WHAT THE TASK ASKS —
Where a picture appears in the data below, exclude it; restate everything else word for word.

SOURCE DATA —

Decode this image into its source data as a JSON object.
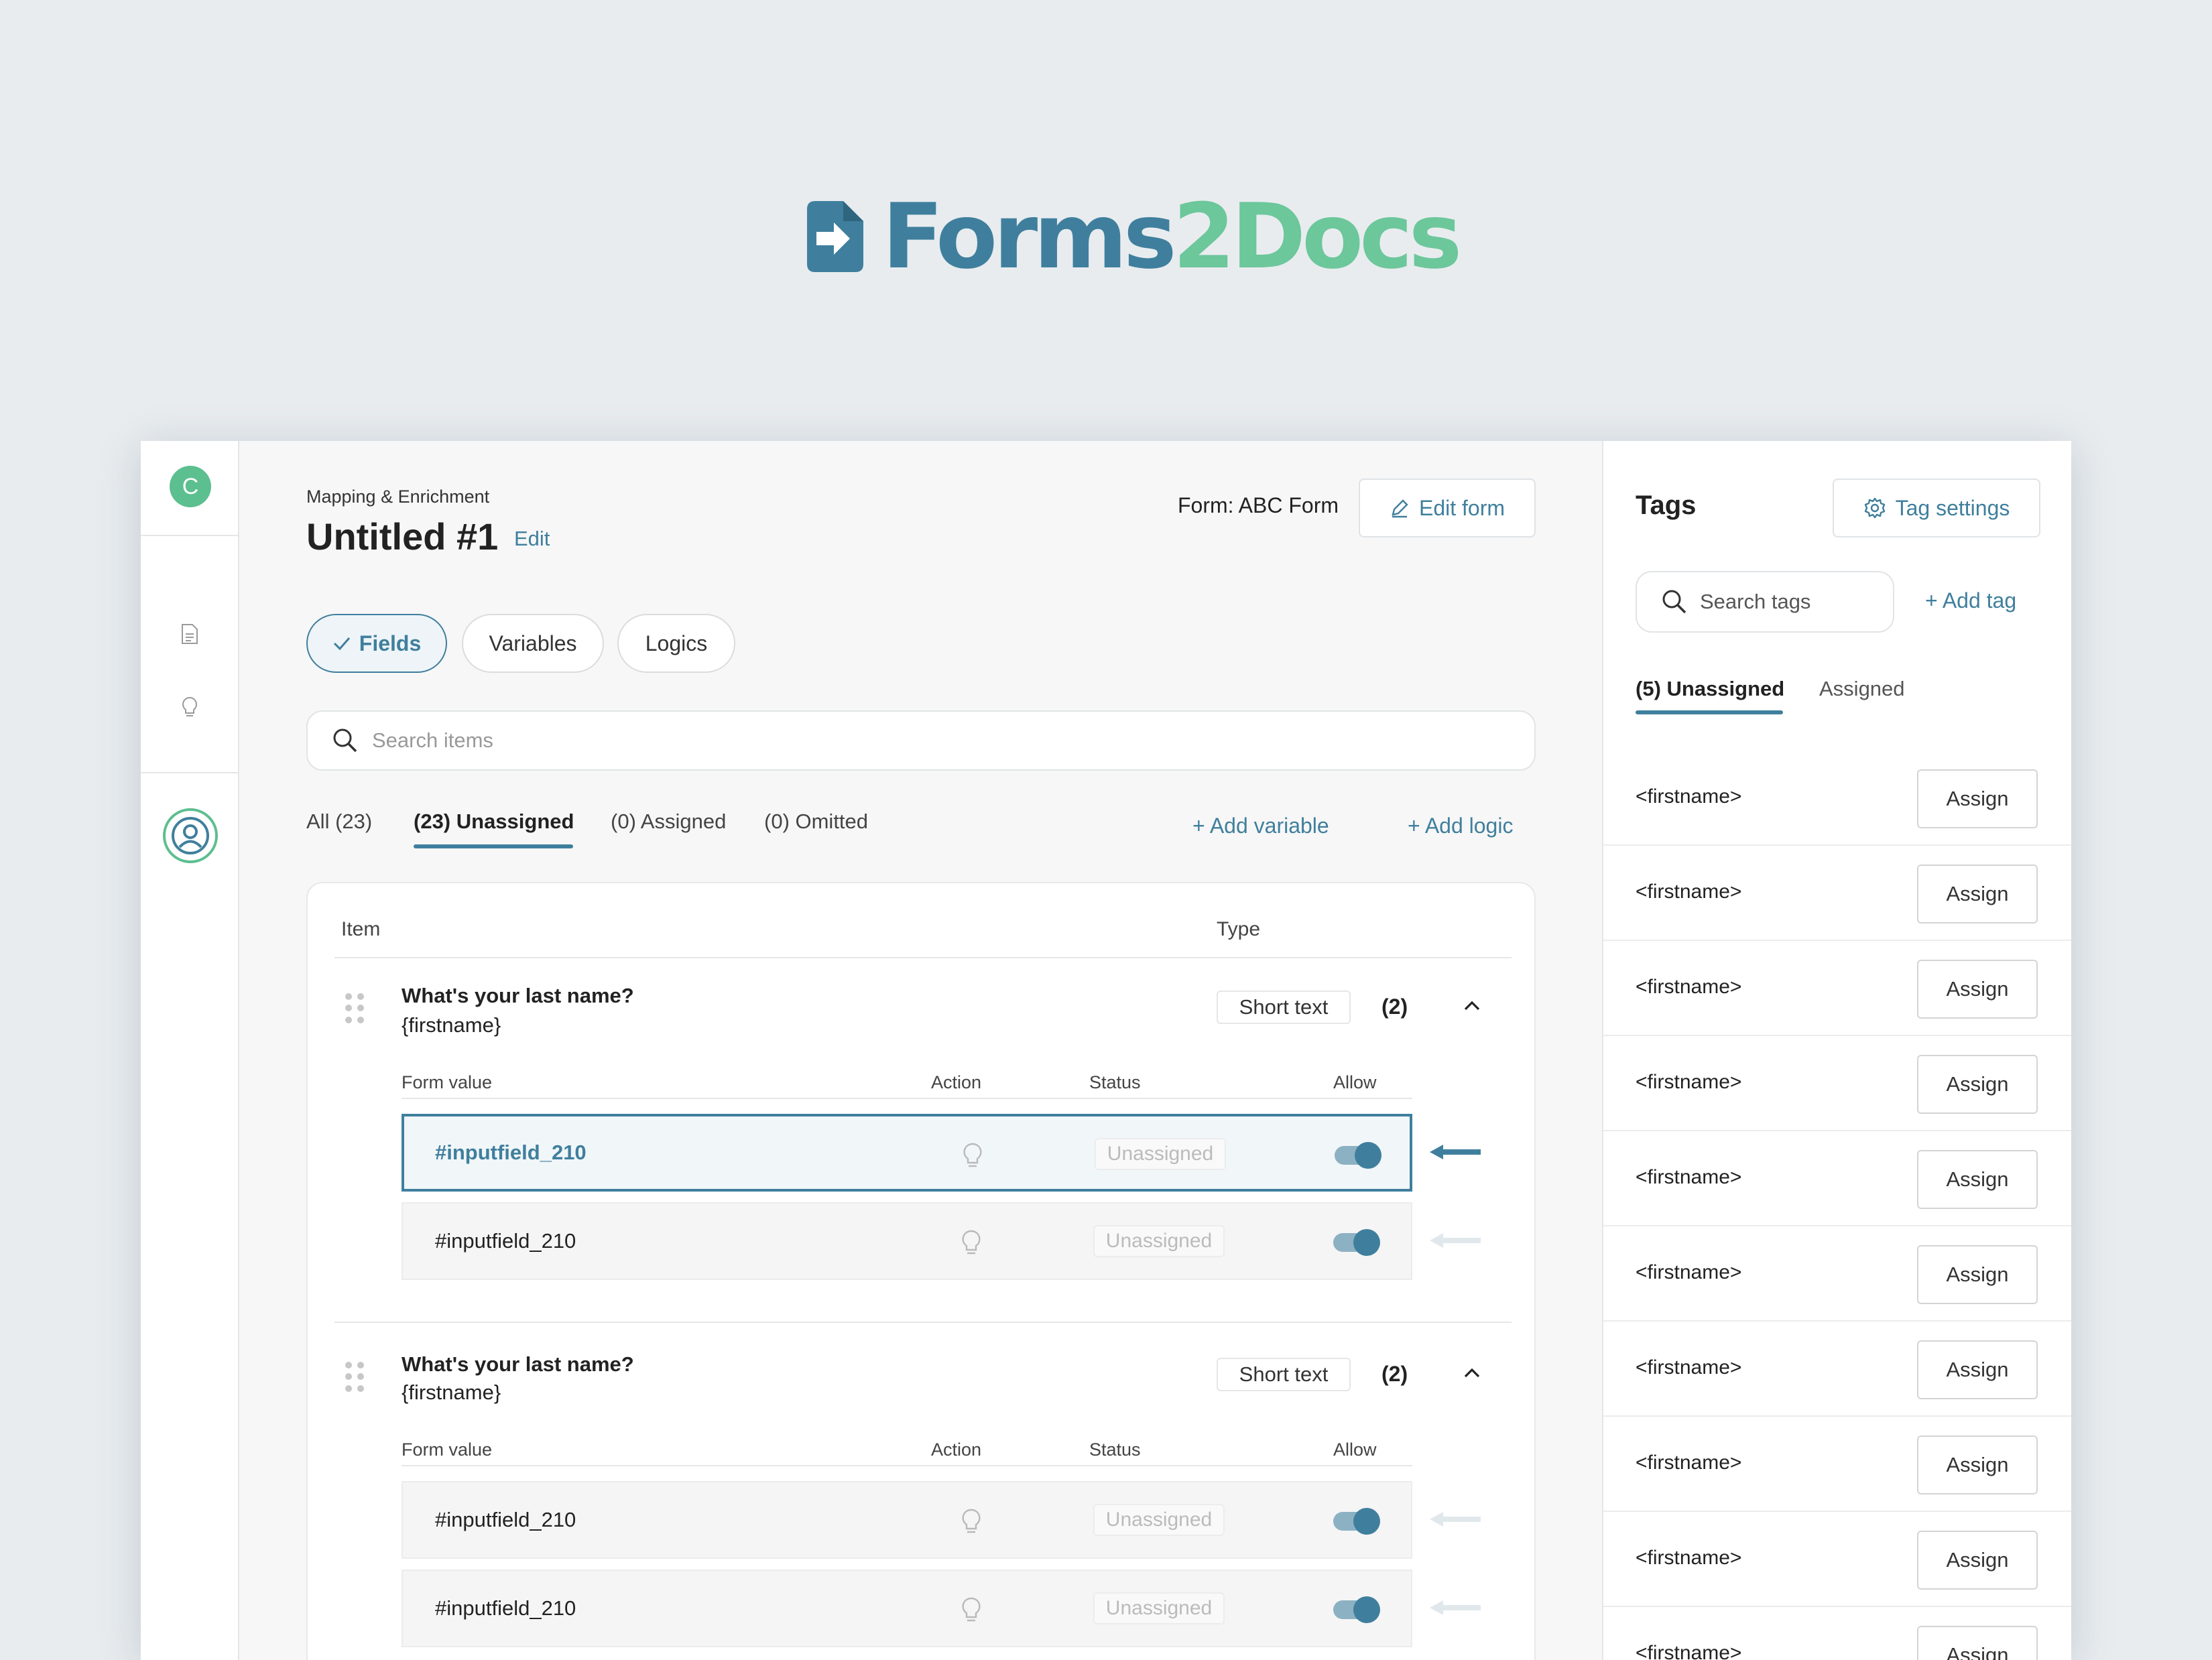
{
  "brand": {
    "name_part1": "Forms",
    "name_part2": "2Docs",
    "color_primary": "#3f7f9d",
    "color_accent": "#6cc79b"
  },
  "rail": {
    "avatar_letter": "C",
    "icons": [
      "document-icon",
      "lightbulb-icon",
      "user-circle-icon"
    ]
  },
  "header": {
    "breadcrumb": "Mapping & Enrichment",
    "title": "Untitled #1",
    "edit_link": "Edit",
    "form_label": "Form: ABC Form",
    "edit_form_button": "Edit form"
  },
  "segments": [
    {
      "label": "Fields",
      "active": true
    },
    {
      "label": "Variables",
      "active": false
    },
    {
      "label": "Logics",
      "active": false
    }
  ],
  "search": {
    "placeholder": "Search items"
  },
  "filter_tabs": [
    {
      "label": "All (23)",
      "active": false
    },
    {
      "label": "(23) Unassigned",
      "active": true
    },
    {
      "label": "(0) Assigned",
      "active": false
    },
    {
      "label": "(0) Omitted",
      "active": false
    }
  ],
  "actions": {
    "add_variable": "+ Add variable",
    "add_logic": "+ Add logic"
  },
  "table": {
    "col_item": "Item",
    "col_type": "Type",
    "sub_headers": {
      "form_value": "Form value",
      "action": "Action",
      "status": "Status",
      "allow": "Allow"
    },
    "groups": [
      {
        "question": "What's your last name?",
        "variable": "{firstname}",
        "type": "Short text",
        "count": "(2)",
        "rows": [
          {
            "name": "#inputfield_210",
            "status": "Unassigned",
            "allow": true,
            "selected": true
          },
          {
            "name": "#inputfield_210",
            "status": "Unassigned",
            "allow": true,
            "selected": false
          }
        ]
      },
      {
        "question": "What's your last name?",
        "variable": "{firstname}",
        "type": "Short text",
        "count": "(2)",
        "rows": [
          {
            "name": "#inputfield_210",
            "status": "Unassigned",
            "allow": true,
            "selected": false
          },
          {
            "name": "#inputfield_210",
            "status": "Unassigned",
            "allow": true,
            "selected": false
          }
        ]
      }
    ]
  },
  "tags_panel": {
    "title": "Tags",
    "settings_button": "Tag settings",
    "search_placeholder": "Search tags",
    "add_tag": "+ Add tag",
    "tabs": [
      {
        "label": "(5) Unassigned",
        "active": true
      },
      {
        "label": "Assigned",
        "active": false
      }
    ],
    "assign_label": "Assign",
    "items": [
      "<firstname>",
      "<firstname>",
      "<firstname>",
      "<firstname>",
      "<firstname>",
      "<firstname>",
      "<firstname>",
      "<firstname>",
      "<firstname>",
      "<firstname>"
    ]
  }
}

ANSWER SECTION —
Decode this image into its source data as a JSON object.
{
  "brand": {
    "name_part1": "Forms",
    "name_part2": "2Docs",
    "color_primary": "#3f7f9d",
    "color_accent": "#6cc79b"
  },
  "rail": {
    "avatar_letter": "C",
    "icons": [
      "document-icon",
      "lightbulb-icon",
      "user-circle-icon"
    ]
  },
  "header": {
    "breadcrumb": "Mapping & Enrichment",
    "title": "Untitled #1",
    "edit_link": "Edit",
    "form_label": "Form: ABC Form",
    "edit_form_button": "Edit form"
  },
  "segments": [
    {
      "label": "Fields",
      "active": true
    },
    {
      "label": "Variables",
      "active": false
    },
    {
      "label": "Logics",
      "active": false
    }
  ],
  "search": {
    "placeholder": "Search items"
  },
  "filter_tabs": [
    {
      "label": "All (23)",
      "active": false
    },
    {
      "label": "(23) Unassigned",
      "active": true
    },
    {
      "label": "(0) Assigned",
      "active": false
    },
    {
      "label": "(0) Omitted",
      "active": false
    }
  ],
  "actions": {
    "add_variable": "+ Add variable",
    "add_logic": "+ Add logic"
  },
  "table": {
    "col_item": "Item",
    "col_type": "Type",
    "sub_headers": {
      "form_value": "Form value",
      "action": "Action",
      "status": "Status",
      "allow": "Allow"
    },
    "groups": [
      {
        "question": "What's your last name?",
        "variable": "{firstname}",
        "type": "Short text",
        "count": "(2)",
        "rows": [
          {
            "name": "#inputfield_210",
            "status": "Unassigned",
            "allow": true,
            "selected": true
          },
          {
            "name": "#inputfield_210",
            "status": "Unassigned",
            "allow": true,
            "selected": false
          }
        ]
      },
      {
        "question": "What's your last name?",
        "variable": "{firstname}",
        "type": "Short text",
        "count": "(2)",
        "rows": [
          {
            "name": "#inputfield_210",
            "status": "Unassigned",
            "allow": true,
            "selected": false
          },
          {
            "name": "#inputfield_210",
            "status": "Unassigned",
            "allow": true,
            "selected": false
          }
        ]
      }
    ]
  },
  "tags_panel": {
    "title": "Tags",
    "settings_button": "Tag settings",
    "search_placeholder": "Search tags",
    "add_tag": "+ Add tag",
    "tabs": [
      {
        "label": "(5) Unassigned",
        "active": true
      },
      {
        "label": "Assigned",
        "active": false
      }
    ],
    "assign_label": "Assign",
    "items": [
      "<firstname>",
      "<firstname>",
      "<firstname>",
      "<firstname>",
      "<firstname>",
      "<firstname>",
      "<firstname>",
      "<firstname>",
      "<firstname>",
      "<firstname>"
    ]
  }
}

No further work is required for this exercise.